PROBLEM REQUIREMENTS => Print the listing below once more, unchanged.

TASK INPUT =>
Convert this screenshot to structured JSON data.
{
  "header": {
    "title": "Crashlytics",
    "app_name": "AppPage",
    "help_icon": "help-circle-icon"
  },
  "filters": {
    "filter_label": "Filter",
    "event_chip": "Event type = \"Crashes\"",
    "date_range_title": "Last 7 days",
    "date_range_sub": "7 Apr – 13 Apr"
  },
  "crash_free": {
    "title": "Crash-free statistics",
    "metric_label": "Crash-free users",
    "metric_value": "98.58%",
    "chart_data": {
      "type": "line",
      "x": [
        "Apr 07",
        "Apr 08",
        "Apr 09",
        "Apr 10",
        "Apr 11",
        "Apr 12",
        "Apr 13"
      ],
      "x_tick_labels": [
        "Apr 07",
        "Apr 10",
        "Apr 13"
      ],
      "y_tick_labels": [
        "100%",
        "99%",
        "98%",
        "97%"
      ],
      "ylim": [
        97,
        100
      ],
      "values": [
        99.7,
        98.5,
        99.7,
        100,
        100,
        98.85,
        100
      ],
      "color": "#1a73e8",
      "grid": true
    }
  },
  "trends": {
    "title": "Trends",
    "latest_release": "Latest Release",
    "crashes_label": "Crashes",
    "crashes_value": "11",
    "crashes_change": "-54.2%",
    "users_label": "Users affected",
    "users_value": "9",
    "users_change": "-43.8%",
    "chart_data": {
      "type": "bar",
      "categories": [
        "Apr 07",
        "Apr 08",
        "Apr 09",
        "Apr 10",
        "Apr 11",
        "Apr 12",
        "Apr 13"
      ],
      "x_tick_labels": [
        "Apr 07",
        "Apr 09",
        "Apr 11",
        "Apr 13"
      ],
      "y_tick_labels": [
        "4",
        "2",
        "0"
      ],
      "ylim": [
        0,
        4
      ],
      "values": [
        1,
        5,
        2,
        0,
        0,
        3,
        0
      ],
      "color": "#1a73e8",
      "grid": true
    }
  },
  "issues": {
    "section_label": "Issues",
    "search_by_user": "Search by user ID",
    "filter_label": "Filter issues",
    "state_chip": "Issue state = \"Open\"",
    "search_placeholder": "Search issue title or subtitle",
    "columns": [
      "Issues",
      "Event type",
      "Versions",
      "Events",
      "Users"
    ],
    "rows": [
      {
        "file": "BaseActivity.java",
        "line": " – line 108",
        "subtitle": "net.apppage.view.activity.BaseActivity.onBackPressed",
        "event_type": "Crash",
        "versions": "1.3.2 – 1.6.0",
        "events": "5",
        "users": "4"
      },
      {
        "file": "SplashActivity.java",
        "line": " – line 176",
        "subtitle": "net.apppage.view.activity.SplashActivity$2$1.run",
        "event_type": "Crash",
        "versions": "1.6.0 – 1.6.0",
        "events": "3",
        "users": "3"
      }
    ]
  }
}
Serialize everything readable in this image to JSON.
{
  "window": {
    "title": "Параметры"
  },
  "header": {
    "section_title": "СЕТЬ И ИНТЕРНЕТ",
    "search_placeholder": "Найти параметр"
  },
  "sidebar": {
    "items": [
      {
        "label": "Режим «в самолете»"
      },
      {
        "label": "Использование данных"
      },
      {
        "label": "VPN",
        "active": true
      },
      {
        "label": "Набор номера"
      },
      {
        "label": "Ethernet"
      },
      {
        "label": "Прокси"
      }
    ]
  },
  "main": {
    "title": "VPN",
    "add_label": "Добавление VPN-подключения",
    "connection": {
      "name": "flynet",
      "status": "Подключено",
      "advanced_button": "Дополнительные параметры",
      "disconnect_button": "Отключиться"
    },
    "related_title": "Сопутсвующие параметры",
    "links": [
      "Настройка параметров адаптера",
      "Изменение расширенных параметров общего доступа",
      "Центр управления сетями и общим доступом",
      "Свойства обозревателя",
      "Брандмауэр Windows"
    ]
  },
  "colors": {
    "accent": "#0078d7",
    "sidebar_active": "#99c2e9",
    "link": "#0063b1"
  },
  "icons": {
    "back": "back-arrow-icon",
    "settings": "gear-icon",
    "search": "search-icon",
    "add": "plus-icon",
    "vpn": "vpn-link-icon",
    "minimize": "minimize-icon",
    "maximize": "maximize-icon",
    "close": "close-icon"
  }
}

EXERCISE RESPONSE =>
Convert this screenshot to structured JSON data.
{
  "header": {
    "title": "Crashlytics",
    "app_name": "AppPage",
    "help_icon": "help-circle-icon"
  },
  "filters": {
    "filter_label": "Filter",
    "event_chip": "Event type = \"Crashes\"",
    "date_range_title": "Last 7 days",
    "date_range_sub": "7 Apr – 13 Apr"
  },
  "crash_free": {
    "title": "Crash-free statistics",
    "metric_label": "Crash-free users",
    "metric_value": "98.58%",
    "chart_data": {
      "type": "line",
      "x": [
        "Apr 07",
        "Apr 08",
        "Apr 09",
        "Apr 10",
        "Apr 11",
        "Apr 12",
        "Apr 13"
      ],
      "x_tick_labels": [
        "Apr 07",
        "Apr 10",
        "Apr 13"
      ],
      "y_tick_labels": [
        "100%",
        "99%",
        "98%",
        "97%"
      ],
      "ylim": [
        97,
        100
      ],
      "values": [
        99.7,
        98.5,
        99.7,
        100,
        100,
        98.85,
        100
      ],
      "color": "#1a73e8",
      "grid": true
    }
  },
  "trends": {
    "title": "Trends",
    "latest_release": "Latest Release",
    "crashes_label": "Crashes",
    "crashes_value": "11",
    "crashes_change": "-54.2%",
    "users_label": "Users affected",
    "users_value": "9",
    "users_change": "-43.8%",
    "chart_data": {
      "type": "bar",
      "categories": [
        "Apr 07",
        "Apr 08",
        "Apr 09",
        "Apr 10",
        "Apr 11",
        "Apr 12",
        "Apr 13"
      ],
      "x_tick_labels": [
        "Apr 07",
        "Apr 09",
        "Apr 11",
        "Apr 13"
      ],
      "y_tick_labels": [
        "4",
        "2",
        "0"
      ],
      "ylim": [
        0,
        4
      ],
      "values": [
        1,
        5,
        2,
        0,
        0,
        3,
        0
      ],
      "color": "#1a73e8",
      "grid": true
    }
  },
  "issues": {
    "section_label": "Issues",
    "search_by_user": "Search by user ID",
    "filter_label": "Filter issues",
    "state_chip": "Issue state = \"Open\"",
    "search_placeholder": "Search issue title or subtitle",
    "columns": [
      "Issues",
      "Event type",
      "Versions",
      "Events",
      "Users"
    ],
    "rows": [
      {
        "file": "BaseActivity.java",
        "line": " – line 108",
        "subtitle": "net.apppage.view.activity.BaseActivity.onBackPressed",
        "event_type": "Crash",
        "versions": "1.3.2 – 1.6.0",
        "events": "5",
        "users": "4"
      },
      {
        "file": "SplashActivity.java",
        "line": " – line 176",
        "subtitle": "net.apppage.view.activity.SplashActivity$2$1.run",
        "event_type": "Crash",
        "versions": "1.6.0 – 1.6.0",
        "events": "3",
        "users": "3"
      }
    ]
  }
}
Serialize everything readable in this image to JSON.
{
  "window": {
    "title": "Параметры"
  },
  "header": {
    "section_title": "СЕТЬ И ИНТЕРНЕТ",
    "search_placeholder": "Найти параметр"
  },
  "sidebar": {
    "items": [
      {
        "label": "Режим «в самолете»"
      },
      {
        "label": "Использование данных"
      },
      {
        "label": "VPN",
        "active": true
      },
      {
        "label": "Набор номера"
      },
      {
        "label": "Ethernet"
      },
      {
        "label": "Прокси"
      }
    ]
  },
  "main": {
    "title": "VPN",
    "add_label": "Добавление VPN-подключения",
    "connection": {
      "name": "flynet",
      "status": "Подключено",
      "advanced_button": "Дополнительные параметры",
      "disconnect_button": "Отключиться"
    },
    "related_title": "Сопутсвующие параметры",
    "links": [
      "Настройка параметров адаптера",
      "Изменение расширенных параметров общего доступа",
      "Центр управления сетями и общим доступом",
      "Свойства обозревателя",
      "Брандмауэр Windows"
    ]
  },
  "colors": {
    "accent": "#0078d7",
    "sidebar_active": "#99c2e9",
    "link": "#0063b1"
  },
  "icons": {
    "back": "back-arrow-icon",
    "settings": "gear-icon",
    "search": "search-icon",
    "add": "plus-icon",
    "vpn": "vpn-link-icon",
    "minimize": "minimize-icon",
    "maximize": "maximize-icon",
    "close": "close-icon"
  }
}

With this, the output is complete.